### To do
Examine each line of the data. Copy those that contain the string "command".

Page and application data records
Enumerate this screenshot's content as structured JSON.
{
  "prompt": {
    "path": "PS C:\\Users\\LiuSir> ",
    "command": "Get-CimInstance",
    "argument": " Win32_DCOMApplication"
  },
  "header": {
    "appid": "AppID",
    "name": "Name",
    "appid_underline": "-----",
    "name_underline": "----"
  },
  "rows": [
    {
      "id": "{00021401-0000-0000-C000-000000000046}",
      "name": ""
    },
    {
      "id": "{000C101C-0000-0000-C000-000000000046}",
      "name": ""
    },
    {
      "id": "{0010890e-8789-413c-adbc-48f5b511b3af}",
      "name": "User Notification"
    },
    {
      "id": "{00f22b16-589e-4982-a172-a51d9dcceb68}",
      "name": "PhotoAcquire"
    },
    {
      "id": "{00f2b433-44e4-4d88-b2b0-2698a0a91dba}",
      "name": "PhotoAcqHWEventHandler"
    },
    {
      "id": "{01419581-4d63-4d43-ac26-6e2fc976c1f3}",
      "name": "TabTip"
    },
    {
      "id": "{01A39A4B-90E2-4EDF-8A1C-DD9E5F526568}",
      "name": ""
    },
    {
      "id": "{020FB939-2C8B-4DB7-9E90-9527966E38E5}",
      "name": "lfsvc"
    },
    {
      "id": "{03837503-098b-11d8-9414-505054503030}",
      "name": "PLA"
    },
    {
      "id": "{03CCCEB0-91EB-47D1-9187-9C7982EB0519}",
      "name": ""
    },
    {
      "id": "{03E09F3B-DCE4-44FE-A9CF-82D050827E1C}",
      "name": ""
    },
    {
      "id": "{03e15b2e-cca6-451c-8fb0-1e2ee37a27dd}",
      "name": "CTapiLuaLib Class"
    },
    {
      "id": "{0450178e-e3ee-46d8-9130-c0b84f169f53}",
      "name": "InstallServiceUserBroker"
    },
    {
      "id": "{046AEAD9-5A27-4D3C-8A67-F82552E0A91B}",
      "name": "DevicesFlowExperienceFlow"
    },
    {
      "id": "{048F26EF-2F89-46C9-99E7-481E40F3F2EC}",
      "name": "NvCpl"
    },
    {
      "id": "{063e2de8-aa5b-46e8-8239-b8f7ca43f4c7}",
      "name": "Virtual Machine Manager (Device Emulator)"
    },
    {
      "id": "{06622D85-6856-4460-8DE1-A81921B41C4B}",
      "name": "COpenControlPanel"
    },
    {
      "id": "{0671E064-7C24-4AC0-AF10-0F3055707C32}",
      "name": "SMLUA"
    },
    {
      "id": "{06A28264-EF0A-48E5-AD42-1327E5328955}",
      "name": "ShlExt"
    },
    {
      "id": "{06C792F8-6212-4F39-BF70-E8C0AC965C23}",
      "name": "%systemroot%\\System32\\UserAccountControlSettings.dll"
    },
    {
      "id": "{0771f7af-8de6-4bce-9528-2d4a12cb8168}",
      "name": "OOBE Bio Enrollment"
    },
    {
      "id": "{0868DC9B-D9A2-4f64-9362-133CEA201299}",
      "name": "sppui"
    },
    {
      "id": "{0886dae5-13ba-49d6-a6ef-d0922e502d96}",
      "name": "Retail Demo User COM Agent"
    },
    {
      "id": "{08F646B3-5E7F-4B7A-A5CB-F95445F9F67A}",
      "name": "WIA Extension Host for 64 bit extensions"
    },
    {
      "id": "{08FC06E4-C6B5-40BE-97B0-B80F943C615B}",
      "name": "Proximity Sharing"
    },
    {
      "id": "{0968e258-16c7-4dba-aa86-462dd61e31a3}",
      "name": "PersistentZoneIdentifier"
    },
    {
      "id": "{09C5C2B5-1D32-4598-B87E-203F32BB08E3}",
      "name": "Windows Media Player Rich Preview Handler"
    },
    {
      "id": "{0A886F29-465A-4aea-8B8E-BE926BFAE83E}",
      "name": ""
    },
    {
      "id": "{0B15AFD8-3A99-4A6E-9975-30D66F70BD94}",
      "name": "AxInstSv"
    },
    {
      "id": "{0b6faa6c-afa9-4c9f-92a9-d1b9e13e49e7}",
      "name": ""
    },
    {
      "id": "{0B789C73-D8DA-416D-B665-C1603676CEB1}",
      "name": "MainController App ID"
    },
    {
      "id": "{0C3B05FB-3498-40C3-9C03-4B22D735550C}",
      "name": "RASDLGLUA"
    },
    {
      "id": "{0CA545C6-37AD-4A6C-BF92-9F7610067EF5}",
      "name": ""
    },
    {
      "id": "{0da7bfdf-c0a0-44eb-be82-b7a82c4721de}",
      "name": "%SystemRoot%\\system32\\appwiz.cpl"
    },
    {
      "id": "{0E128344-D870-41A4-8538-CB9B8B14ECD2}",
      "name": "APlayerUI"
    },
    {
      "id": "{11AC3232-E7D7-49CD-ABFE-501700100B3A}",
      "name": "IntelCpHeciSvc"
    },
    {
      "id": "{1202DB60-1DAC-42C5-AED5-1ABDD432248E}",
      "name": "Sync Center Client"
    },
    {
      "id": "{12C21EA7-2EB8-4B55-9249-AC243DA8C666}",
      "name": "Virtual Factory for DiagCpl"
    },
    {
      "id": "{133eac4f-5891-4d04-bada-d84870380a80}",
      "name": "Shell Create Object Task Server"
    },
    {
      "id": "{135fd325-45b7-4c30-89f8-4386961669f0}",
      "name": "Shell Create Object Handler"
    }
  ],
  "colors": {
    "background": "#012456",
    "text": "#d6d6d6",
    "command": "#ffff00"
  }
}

### Expected answer
    "command": "Get-CimInstance",
    "command": "#ffff00"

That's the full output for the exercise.